What you have to do ->
Reproduce the entries below character for character.

**** Records supplied ****

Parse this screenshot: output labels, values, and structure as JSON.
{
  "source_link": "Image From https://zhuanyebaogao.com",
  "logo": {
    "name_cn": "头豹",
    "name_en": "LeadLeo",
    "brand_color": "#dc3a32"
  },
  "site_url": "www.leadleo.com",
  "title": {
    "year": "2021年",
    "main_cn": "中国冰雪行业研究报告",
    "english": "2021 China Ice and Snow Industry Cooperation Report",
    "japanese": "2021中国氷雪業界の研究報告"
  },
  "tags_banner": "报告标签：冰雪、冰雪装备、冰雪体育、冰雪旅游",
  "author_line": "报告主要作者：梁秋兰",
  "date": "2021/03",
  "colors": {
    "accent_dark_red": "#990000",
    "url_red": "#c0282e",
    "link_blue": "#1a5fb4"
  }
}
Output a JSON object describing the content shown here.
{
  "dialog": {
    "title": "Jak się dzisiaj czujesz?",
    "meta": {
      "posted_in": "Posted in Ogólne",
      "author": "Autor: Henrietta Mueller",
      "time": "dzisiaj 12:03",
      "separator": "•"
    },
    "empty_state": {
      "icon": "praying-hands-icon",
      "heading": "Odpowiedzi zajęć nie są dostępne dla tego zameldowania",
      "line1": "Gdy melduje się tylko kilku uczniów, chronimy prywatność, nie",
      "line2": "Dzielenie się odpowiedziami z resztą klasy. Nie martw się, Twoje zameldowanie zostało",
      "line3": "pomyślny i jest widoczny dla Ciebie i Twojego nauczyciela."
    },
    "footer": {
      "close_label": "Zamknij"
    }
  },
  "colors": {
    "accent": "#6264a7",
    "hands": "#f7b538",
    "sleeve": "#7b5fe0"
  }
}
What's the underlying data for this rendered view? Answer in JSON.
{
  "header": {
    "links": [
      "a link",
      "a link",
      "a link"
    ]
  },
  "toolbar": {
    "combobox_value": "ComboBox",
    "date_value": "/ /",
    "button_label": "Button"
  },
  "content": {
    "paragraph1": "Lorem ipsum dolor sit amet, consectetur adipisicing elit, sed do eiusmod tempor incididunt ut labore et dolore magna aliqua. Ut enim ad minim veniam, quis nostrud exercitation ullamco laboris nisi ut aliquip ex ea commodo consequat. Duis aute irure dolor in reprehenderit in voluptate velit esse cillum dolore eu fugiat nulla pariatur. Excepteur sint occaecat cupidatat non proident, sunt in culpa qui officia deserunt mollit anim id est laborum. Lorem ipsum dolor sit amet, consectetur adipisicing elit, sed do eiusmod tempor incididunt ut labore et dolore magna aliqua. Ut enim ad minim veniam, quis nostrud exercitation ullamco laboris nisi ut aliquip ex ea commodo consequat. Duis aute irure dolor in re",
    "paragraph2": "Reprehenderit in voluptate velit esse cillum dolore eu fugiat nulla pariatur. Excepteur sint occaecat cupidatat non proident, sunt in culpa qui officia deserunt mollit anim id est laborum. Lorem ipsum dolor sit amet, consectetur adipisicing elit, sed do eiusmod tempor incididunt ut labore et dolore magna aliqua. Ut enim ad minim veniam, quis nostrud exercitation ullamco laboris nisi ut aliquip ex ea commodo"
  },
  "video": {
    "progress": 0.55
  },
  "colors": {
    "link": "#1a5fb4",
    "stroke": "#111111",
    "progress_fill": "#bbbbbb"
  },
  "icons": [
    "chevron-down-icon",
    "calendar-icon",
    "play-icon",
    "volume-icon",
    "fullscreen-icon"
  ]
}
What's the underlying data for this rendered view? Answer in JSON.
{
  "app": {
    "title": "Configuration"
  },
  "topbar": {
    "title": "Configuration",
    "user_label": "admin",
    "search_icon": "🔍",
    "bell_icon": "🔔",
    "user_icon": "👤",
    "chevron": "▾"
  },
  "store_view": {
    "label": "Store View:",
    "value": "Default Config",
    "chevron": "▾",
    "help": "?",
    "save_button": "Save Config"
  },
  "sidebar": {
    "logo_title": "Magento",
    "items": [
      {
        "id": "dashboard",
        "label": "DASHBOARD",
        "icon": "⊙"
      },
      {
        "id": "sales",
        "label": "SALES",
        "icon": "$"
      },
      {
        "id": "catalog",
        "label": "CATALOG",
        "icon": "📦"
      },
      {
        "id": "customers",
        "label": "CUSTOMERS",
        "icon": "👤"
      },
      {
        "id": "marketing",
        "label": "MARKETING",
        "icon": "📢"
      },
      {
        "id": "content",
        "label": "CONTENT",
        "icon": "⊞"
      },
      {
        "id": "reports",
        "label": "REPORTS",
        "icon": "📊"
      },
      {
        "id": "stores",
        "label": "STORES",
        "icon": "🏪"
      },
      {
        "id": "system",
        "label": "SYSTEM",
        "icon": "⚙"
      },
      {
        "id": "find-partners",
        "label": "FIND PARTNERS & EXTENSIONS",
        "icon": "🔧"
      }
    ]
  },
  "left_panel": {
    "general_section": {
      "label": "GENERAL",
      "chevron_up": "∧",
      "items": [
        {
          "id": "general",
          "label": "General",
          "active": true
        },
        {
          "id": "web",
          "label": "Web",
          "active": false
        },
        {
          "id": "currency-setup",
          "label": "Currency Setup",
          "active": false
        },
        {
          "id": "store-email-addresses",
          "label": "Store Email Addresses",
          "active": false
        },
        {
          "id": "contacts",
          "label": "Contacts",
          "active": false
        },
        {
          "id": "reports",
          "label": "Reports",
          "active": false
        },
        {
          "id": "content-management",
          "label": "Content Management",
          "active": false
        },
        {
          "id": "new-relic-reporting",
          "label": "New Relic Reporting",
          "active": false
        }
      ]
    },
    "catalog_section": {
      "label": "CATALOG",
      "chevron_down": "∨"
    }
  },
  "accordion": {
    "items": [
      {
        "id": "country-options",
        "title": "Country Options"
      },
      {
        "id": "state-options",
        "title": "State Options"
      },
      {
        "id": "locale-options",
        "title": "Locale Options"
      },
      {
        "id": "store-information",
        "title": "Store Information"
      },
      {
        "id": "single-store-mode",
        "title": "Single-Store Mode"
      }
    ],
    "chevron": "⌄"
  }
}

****

Answer below ->
Parse this screenshot: output labels, values, and structure as JSON.
{
  "source_link": "Image From https://zhuanyebaogao.com",
  "logo": {
    "name_cn": "头豹",
    "name_en": "LeadLeo",
    "brand_color": "#dc3a32"
  },
  "site_url": "www.leadleo.com",
  "title": {
    "year": "2021年",
    "main_cn": "中国冰雪行业研究报告",
    "english": "2021 China Ice and Snow Industry Cooperation Report",
    "japanese": "2021中国氷雪業界の研究報告"
  },
  "tags_banner": "报告标签：冰雪、冰雪装备、冰雪体育、冰雪旅游",
  "author_line": "报告主要作者：梁秋兰",
  "date": "2021/03",
  "colors": {
    "accent_dark_red": "#990000",
    "url_red": "#c0282e",
    "link_blue": "#1a5fb4"
  }
}
Output a JSON object describing the content shown here.
{
  "dialog": {
    "title": "Jak się dzisiaj czujesz?",
    "meta": {
      "posted_in": "Posted in Ogólne",
      "author": "Autor: Henrietta Mueller",
      "time": "dzisiaj 12:03",
      "separator": "•"
    },
    "empty_state": {
      "icon": "praying-hands-icon",
      "heading": "Odpowiedzi zajęć nie są dostępne dla tego zameldowania",
      "line1": "Gdy melduje się tylko kilku uczniów, chronimy prywatność, nie",
      "line2": "Dzielenie się odpowiedziami z resztą klasy. Nie martw się, Twoje zameldowanie zostało",
      "line3": "pomyślny i jest widoczny dla Ciebie i Twojego nauczyciela."
    },
    "footer": {
      "close_label": "Zamknij"
    }
  },
  "colors": {
    "accent": "#6264a7",
    "hands": "#f7b538",
    "sleeve": "#7b5fe0"
  }
}
What's the underlying data for this rendered view? Answer in JSON.
{
  "header": {
    "links": [
      "a link",
      "a link",
      "a link"
    ]
  },
  "toolbar": {
    "combobox_value": "ComboBox",
    "date_value": "/ /",
    "button_label": "Button"
  },
  "content": {
    "paragraph1": "Lorem ipsum dolor sit amet, consectetur adipisicing elit, sed do eiusmod tempor incididunt ut labore et dolore magna aliqua. Ut enim ad minim veniam, quis nostrud exercitation ullamco laboris nisi ut aliquip ex ea commodo consequat. Duis aute irure dolor in reprehenderit in voluptate velit esse cillum dolore eu fugiat nulla pariatur. Excepteur sint occaecat cupidatat non proident, sunt in culpa qui officia deserunt mollit anim id est laborum. Lorem ipsum dolor sit amet, consectetur adipisicing elit, sed do eiusmod tempor incididunt ut labore et dolore magna aliqua. Ut enim ad minim veniam, quis nostrud exercitation ullamco laboris nisi ut aliquip ex ea commodo consequat. Duis aute irure dolor in re",
    "paragraph2": "Reprehenderit in voluptate velit esse cillum dolore eu fugiat nulla pariatur. Excepteur sint occaecat cupidatat non proident, sunt in culpa qui officia deserunt mollit anim id est laborum. Lorem ipsum dolor sit amet, consectetur adipisicing elit, sed do eiusmod tempor incididunt ut labore et dolore magna aliqua. Ut enim ad minim veniam, quis nostrud exercitation ullamco laboris nisi ut aliquip ex ea commodo"
  },
  "video": {
    "progress": 0.55
  },
  "colors": {
    "link": "#1a5fb4",
    "stroke": "#111111",
    "progress_fill": "#bbbbbb"
  },
  "icons": [
    "chevron-down-icon",
    "calendar-icon",
    "play-icon",
    "volume-icon",
    "fullscreen-icon"
  ]
}
What's the underlying data for this rendered view? Answer in JSON.
{
  "app": {
    "title": "Configuration"
  },
  "topbar": {
    "title": "Configuration",
    "user_label": "admin",
    "search_icon": "🔍",
    "bell_icon": "🔔",
    "user_icon": "👤",
    "chevron": "▾"
  },
  "store_view": {
    "label": "Store View:",
    "value": "Default Config",
    "chevron": "▾",
    "help": "?",
    "save_button": "Save Config"
  },
  "sidebar": {
    "logo_title": "Magento",
    "items": [
      {
        "id": "dashboard",
        "label": "DASHBOARD",
        "icon": "⊙"
      },
      {
        "id": "sales",
        "label": "SALES",
        "icon": "$"
      },
      {
        "id": "catalog",
        "label": "CATALOG",
        "icon": "📦"
      },
      {
        "id": "customers",
        "label": "CUSTOMERS",
        "icon": "👤"
      },
      {
        "id": "marketing",
        "label": "MARKETING",
        "icon": "📢"
      },
      {
        "id": "content",
        "label": "CONTENT",
        "icon": "⊞"
      },
      {
        "id": "reports",
        "label": "REPORTS",
        "icon": "📊"
      },
      {
        "id": "stores",
        "label": "STORES",
        "icon": "🏪"
      },
      {
        "id": "system",
        "label": "SYSTEM",
        "icon": "⚙"
      },
      {
        "id": "find-partners",
        "label": "FIND PARTNERS & EXTENSIONS",
        "icon": "🔧"
      }
    ]
  },
  "left_panel": {
    "general_section": {
      "label": "GENERAL",
      "chevron_up": "∧",
      "items": [
        {
          "id": "general",
          "label": "General",
          "active": true
        },
        {
          "id": "web",
          "label": "Web",
          "active": false
        },
        {
          "id": "currency-setup",
          "label": "Currency Setup",
          "active": false
        },
        {
          "id": "store-email-addresses",
          "label": "Store Email Addresses",
          "active": false
        },
        {
          "id": "contacts",
          "label": "Contacts",
          "active": false
        },
        {
          "id": "reports",
          "label": "Reports",
          "active": false
        },
        {
          "id": "content-management",
          "label": "Content Management",
          "active": false
        },
        {
          "id": "new-relic-reporting",
          "label": "New Relic Reporting",
          "active": false
        }
      ]
    },
    "catalog_section": {
      "label": "CATALOG",
      "chevron_down": "∨"
    }
  },
  "accordion": {
    "items": [
      {
        "id": "country-options",
        "title": "Country Options"
      },
      {
        "id": "state-options",
        "title": "State Options"
      },
      {
        "id": "locale-options",
        "title": "Locale Options"
      },
      {
        "id": "store-information",
        "title": "Store Information"
      },
      {
        "id": "single-store-mode",
        "title": "Single-Store Mode"
      }
    ],
    "chevron": "⌄"
  }
}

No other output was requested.